"""

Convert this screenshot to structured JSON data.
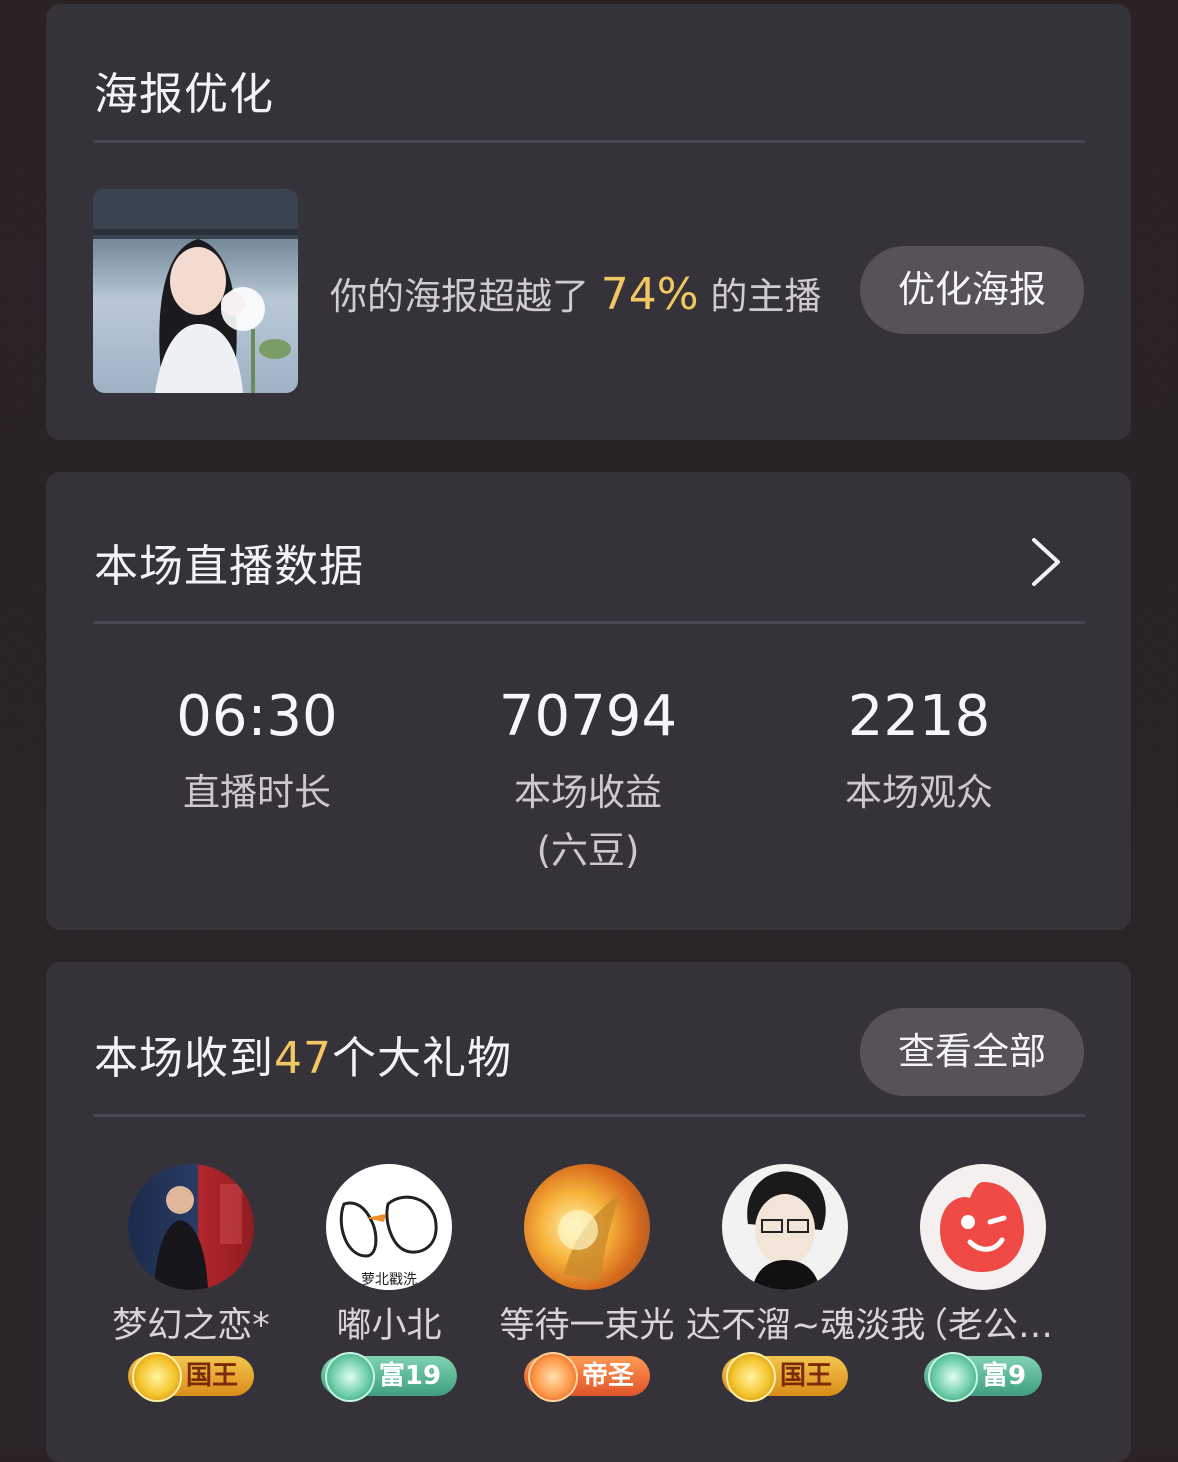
{
  "poster_card": {
    "title": "海报优化",
    "text_before": "你的海报超越了",
    "percent": "74%",
    "text_after": "的主播",
    "button_label": "优化海报"
  },
  "stats_card": {
    "title": "本场直播数据",
    "stats": [
      {
        "value": "06:30",
        "label": "直播时长"
      },
      {
        "value": "70794",
        "label": "本场收益\n(六豆)"
      },
      {
        "value": "2218",
        "label": "本场观众"
      }
    ]
  },
  "gifts_card": {
    "title_before": "本场收到",
    "count": "47",
    "title_after": "个大礼物",
    "button_label": "查看全部",
    "gifters": [
      {
        "name": "梦幻之恋*",
        "badge": "国王",
        "badge_color": "gold"
      },
      {
        "name": "嘟小北",
        "badge": "富19",
        "badge_color": "green"
      },
      {
        "name": "等待一束光",
        "badge": "帝圣",
        "badge_color": "orange"
      },
      {
        "name": "达不溜~魂淡我",
        "badge": "国王",
        "badge_color": "gold"
      },
      {
        "name": "（老公…",
        "badge": "富9",
        "badge_color": "green"
      }
    ]
  },
  "colors": {
    "card_bg": "#363239",
    "accent_gold": "#f2c763",
    "pill_bg": "#575259"
  }
}
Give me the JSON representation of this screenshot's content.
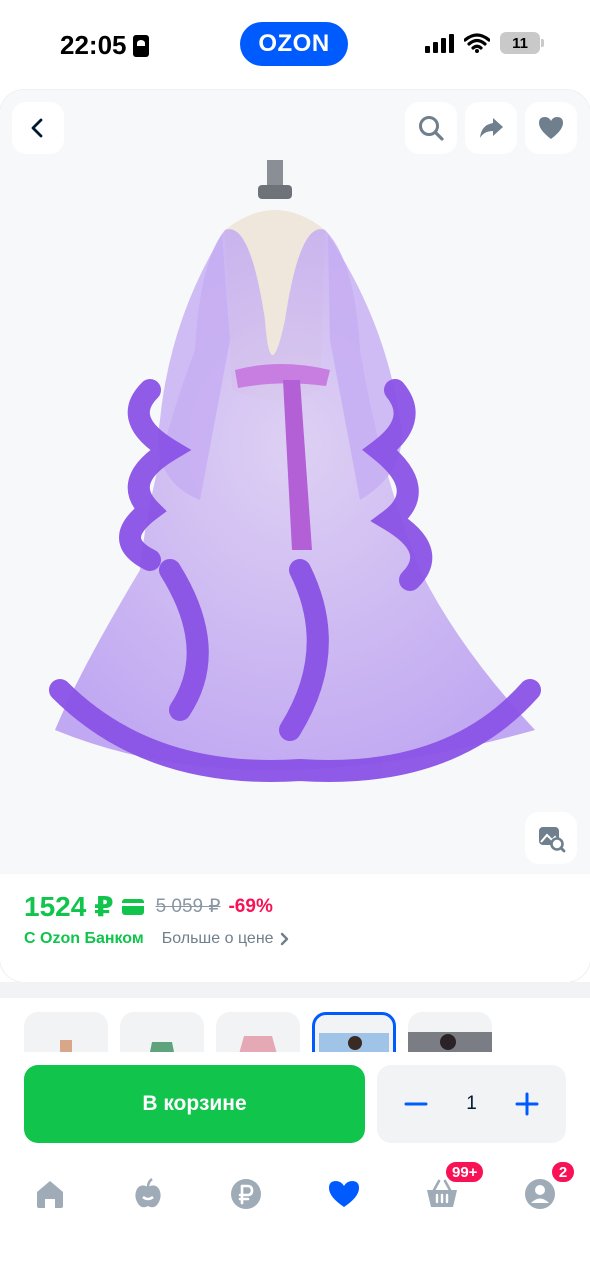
{
  "status_bar": {
    "time": "22:05",
    "app_pill": "OZON",
    "battery": "11"
  },
  "product": {
    "image_alt": "purple tulle robe with feather trim",
    "price": "1524 ₽",
    "old_price": "5 059 ₽",
    "discount": "-69%",
    "bank_label": "С Ozon Банком",
    "more_price_label": "Больше о цене"
  },
  "thumbnails": {
    "count": 5,
    "selected_index": 3
  },
  "action_bar": {
    "cart_label": "В корзине",
    "quantity": "1"
  },
  "tabbar": {
    "cart_badge": "99+",
    "profile_badge": "2",
    "items": [
      "home",
      "fresh",
      "finance",
      "favorites",
      "cart",
      "profile"
    ],
    "active": "favorites"
  },
  "colors": {
    "ozon_blue": "#005bff",
    "green": "#10c44c",
    "pink": "#f91155",
    "gray_icon": "#a0abb8"
  }
}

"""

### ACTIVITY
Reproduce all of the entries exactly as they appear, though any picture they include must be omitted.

### ANSWER BELOW
Convert this screenshot to structured JSON data.
{
  "poster_card": {
    "title": "海报优化",
    "text_before": "你的海报超越了",
    "percent": "74%",
    "text_after": "的主播",
    "button_label": "优化海报"
  },
  "stats_card": {
    "title": "本场直播数据",
    "stats": [
      {
        "value": "06:30",
        "label": "直播时长"
      },
      {
        "value": "70794",
        "label": "本场收益\n(六豆)"
      },
      {
        "value": "2218",
        "label": "本场观众"
      }
    ]
  },
  "gifts_card": {
    "title_before": "本场收到",
    "count": "47",
    "title_after": "个大礼物",
    "button_label": "查看全部",
    "gifters": [
      {
        "name": "梦幻之恋*",
        "badge": "国王",
        "badge_color": "gold"
      },
      {
        "name": "嘟小北",
        "badge": "富19",
        "badge_color": "green"
      },
      {
        "name": "等待一束光",
        "badge": "帝圣",
        "badge_color": "orange"
      },
      {
        "name": "达不溜~魂淡我",
        "badge": "国王",
        "badge_color": "gold"
      },
      {
        "name": "（老公…",
        "badge": "富9",
        "badge_color": "green"
      }
    ]
  },
  "colors": {
    "card_bg": "#363239",
    "accent_gold": "#f2c763",
    "pill_bg": "#575259"
  }
}
Give me the JSON representation of this screenshot's content.
{
  "status_bar": {
    "time": "22:05",
    "app_pill": "OZON",
    "battery": "11"
  },
  "product": {
    "image_alt": "purple tulle robe with feather trim",
    "price": "1524 ₽",
    "old_price": "5 059 ₽",
    "discount": "-69%",
    "bank_label": "С Ozon Банком",
    "more_price_label": "Больше о цене"
  },
  "thumbnails": {
    "count": 5,
    "selected_index": 3
  },
  "action_bar": {
    "cart_label": "В корзине",
    "quantity": "1"
  },
  "tabbar": {
    "cart_badge": "99+",
    "profile_badge": "2",
    "items": [
      "home",
      "fresh",
      "finance",
      "favorites",
      "cart",
      "profile"
    ],
    "active": "favorites"
  },
  "colors": {
    "ozon_blue": "#005bff",
    "green": "#10c44c",
    "pink": "#f91155",
    "gray_icon": "#a0abb8"
  }
}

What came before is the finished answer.